AHRC, along with the National Institute for Health Research (NIHR), the Medical Research Council (MRC), the Department for Environment, Food and Rural Affairs (Defra) and the Veterinary Medicines Directorate (VMD) are partnering in an ESRC-led funding initiative which invites applications for cross disciplinary proposals on the topic of behaviour relating to antimicrobial resistance (AMR).

This call takes place under a strand of the Cross-Council AMR initiative, details of which can be found on the MRC Funding pages

Antimicrobial resistance (AMR) is a term used to describe disease-causing organisms that have evolved to survive medicines that have been designed to kill them or stop their growth. While AMR is more often perceived as a biomedical or technical problem, the rise of AMR is considered to be largely a consequence of human action, and it is this aspect that forms the focus of this call.

The call aims to expand understanding of how the behaviour of public, professionals and organisations impacts on AMR: how it can enhance or control the spread of AMR; how it is affected by social, psychological and organisational context, cultures and history; and how it can be influenced to create different future scenarios.

AHRC is contributing up to £1m to the call which has potential for involvement of a number of AHRC disciplines, which might include, but is in no way limited to Anthropology, the Built Environment, Cultural Studies, Design, History (including Economic and Social History) Information Studies, Language, Law, Political History and Visual Representation.

Five sub themes have been identified in the following areas

  • Awareness and engagement
  • Public health as an opportunity to reduce the use of antibiotics: Preventing infection and transmission
  • Informal markets and access to antibiotics
  • Stewardship and appropriate use of antibiotics
  • Behaviour as it relates to animals and AMR

There will be two separate funding streams under this call:

  • Small scale pump priming grants - maximum of £250,000 at 100 per cent FEC for up to 24 months.
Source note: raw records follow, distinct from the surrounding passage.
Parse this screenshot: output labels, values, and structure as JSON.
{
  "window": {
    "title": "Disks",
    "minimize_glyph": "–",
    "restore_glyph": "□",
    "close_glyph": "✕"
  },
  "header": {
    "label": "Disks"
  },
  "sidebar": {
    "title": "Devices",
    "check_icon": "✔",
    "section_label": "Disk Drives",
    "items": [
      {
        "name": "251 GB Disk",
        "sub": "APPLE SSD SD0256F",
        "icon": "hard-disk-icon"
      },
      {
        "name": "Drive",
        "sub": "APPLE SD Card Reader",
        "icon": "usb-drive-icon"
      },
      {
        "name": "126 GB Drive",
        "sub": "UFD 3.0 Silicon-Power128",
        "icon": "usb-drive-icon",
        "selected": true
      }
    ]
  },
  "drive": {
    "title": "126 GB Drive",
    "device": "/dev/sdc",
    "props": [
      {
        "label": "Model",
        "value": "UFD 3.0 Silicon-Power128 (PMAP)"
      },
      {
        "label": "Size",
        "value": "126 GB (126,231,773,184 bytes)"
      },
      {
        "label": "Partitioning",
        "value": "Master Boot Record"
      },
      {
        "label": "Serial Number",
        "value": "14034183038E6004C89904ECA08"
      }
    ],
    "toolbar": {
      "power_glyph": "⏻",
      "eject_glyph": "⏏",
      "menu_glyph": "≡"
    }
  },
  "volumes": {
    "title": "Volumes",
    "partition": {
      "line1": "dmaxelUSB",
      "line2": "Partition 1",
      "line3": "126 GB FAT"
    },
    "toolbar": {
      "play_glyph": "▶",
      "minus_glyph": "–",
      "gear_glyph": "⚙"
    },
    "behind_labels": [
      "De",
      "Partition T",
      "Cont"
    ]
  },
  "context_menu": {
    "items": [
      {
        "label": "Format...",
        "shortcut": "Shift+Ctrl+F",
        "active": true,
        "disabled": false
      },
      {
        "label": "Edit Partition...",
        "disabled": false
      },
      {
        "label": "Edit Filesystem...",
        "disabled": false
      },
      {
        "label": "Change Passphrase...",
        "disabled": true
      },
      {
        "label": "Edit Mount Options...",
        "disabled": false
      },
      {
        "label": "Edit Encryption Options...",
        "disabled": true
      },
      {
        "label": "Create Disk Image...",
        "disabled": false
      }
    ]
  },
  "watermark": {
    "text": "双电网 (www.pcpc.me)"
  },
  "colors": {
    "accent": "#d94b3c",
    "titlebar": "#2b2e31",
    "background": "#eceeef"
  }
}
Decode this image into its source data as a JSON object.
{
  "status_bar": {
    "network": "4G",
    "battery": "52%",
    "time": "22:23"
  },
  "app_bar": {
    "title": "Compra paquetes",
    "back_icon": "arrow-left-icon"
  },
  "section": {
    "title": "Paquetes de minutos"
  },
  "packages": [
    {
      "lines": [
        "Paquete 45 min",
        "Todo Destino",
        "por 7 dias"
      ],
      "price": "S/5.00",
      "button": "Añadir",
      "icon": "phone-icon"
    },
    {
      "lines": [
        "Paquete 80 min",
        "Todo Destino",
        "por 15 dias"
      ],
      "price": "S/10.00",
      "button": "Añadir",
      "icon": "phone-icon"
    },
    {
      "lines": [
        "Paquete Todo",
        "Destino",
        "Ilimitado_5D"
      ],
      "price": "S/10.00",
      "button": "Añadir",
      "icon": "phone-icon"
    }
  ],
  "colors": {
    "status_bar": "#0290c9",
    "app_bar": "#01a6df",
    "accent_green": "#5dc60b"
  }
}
These grants will be primarily for research relevant to the needs of Low and Middle Income Countries (LMICs)
  • Large scale collaborative grants - maximum of £2 million at 100 per cent FEC for up to 48 months. These grants will be open to proposals focusing on the UK or global settings